Task instructions: The job is to find each line of the records below that includes the word "What" and copy it.

Extracted records:

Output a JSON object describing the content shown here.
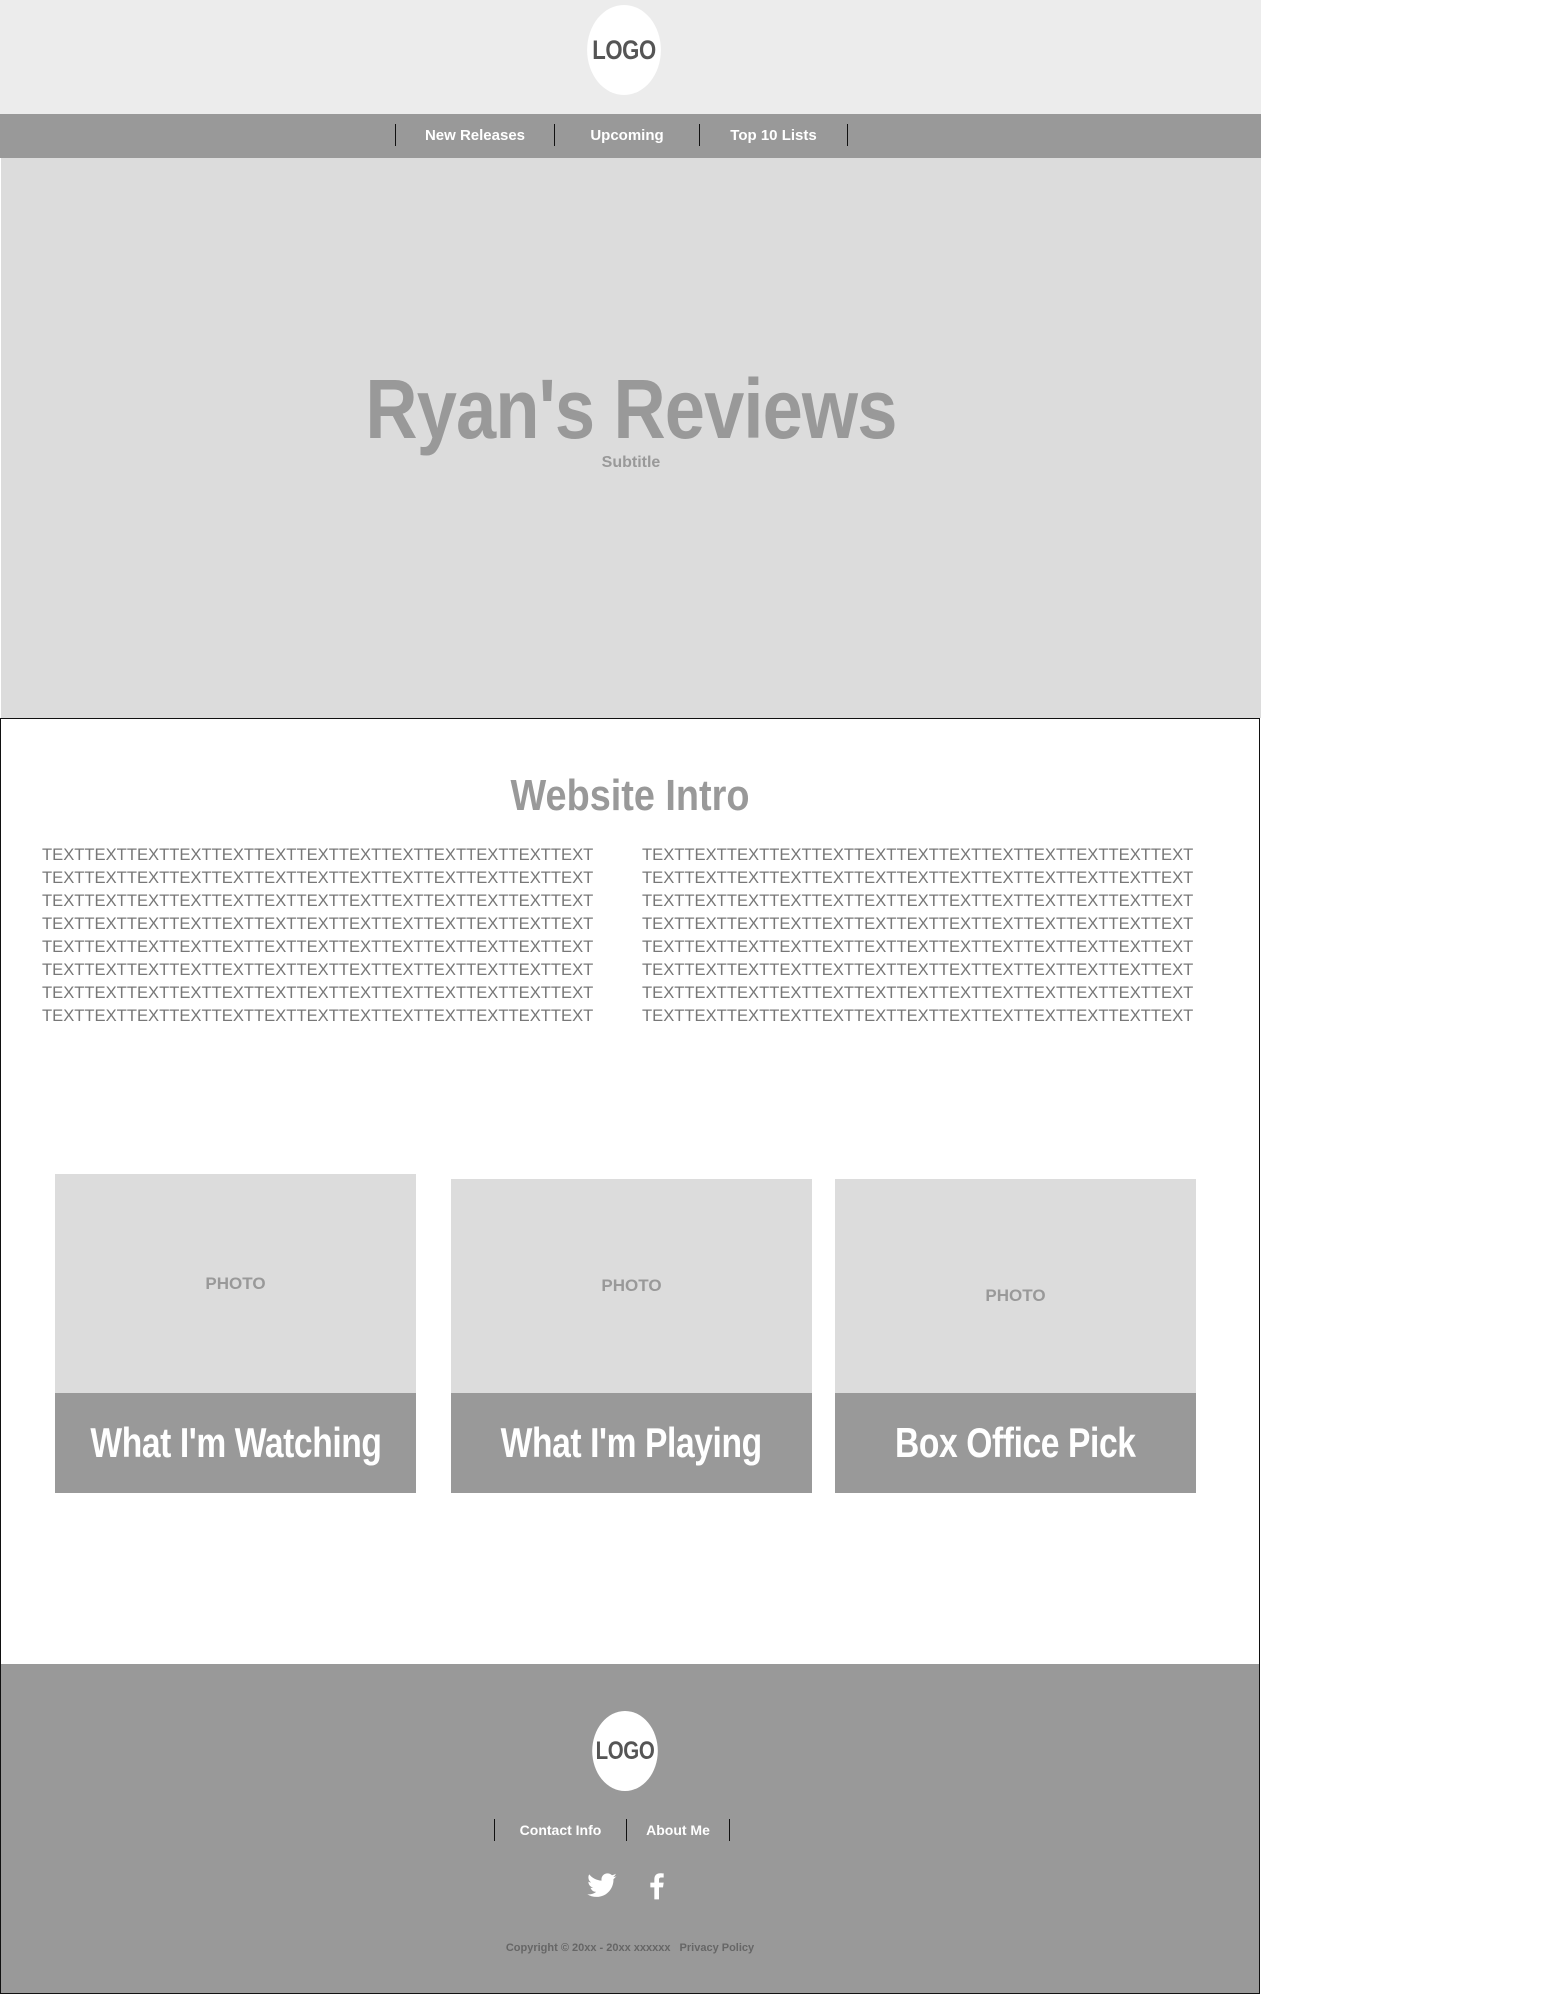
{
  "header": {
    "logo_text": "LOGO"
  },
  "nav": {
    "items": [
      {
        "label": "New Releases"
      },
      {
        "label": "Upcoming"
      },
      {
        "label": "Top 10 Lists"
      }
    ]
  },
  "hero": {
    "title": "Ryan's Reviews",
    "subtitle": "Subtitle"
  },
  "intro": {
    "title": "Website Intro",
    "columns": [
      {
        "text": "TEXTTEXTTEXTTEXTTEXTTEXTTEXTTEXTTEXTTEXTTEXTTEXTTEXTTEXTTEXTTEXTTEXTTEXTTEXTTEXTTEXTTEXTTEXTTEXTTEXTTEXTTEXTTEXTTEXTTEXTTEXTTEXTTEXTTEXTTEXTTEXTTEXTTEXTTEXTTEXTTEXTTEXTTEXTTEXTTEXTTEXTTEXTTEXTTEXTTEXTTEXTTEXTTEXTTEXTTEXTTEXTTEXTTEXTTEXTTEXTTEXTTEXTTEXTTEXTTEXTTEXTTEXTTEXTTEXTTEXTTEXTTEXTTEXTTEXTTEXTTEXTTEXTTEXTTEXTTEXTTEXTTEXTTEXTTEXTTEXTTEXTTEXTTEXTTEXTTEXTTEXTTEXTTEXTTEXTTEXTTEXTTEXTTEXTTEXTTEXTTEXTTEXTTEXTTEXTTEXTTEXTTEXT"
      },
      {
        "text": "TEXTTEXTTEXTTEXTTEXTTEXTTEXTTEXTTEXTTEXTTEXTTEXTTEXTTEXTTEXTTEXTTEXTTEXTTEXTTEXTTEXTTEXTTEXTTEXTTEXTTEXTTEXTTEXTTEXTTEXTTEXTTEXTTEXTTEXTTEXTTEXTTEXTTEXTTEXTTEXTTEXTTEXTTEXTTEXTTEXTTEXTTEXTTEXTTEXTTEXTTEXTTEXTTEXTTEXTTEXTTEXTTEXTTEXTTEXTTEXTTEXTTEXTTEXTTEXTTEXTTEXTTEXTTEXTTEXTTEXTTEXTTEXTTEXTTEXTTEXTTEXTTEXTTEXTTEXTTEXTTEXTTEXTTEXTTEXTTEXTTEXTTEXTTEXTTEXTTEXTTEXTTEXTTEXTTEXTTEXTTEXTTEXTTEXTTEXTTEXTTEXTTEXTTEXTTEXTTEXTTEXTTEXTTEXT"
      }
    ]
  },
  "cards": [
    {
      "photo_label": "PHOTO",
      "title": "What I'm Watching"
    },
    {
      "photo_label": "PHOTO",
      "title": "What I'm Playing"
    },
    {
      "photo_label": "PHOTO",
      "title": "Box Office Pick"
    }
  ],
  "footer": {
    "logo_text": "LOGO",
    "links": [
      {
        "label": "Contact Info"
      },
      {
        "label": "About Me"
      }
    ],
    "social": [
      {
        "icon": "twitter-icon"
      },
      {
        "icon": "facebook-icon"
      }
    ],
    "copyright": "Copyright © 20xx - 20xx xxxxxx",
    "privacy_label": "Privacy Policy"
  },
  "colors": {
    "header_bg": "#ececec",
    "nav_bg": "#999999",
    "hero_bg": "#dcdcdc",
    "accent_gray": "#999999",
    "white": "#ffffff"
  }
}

Task answer:
      "title": "What I'm Watching"
      "title": "What I'm Playing"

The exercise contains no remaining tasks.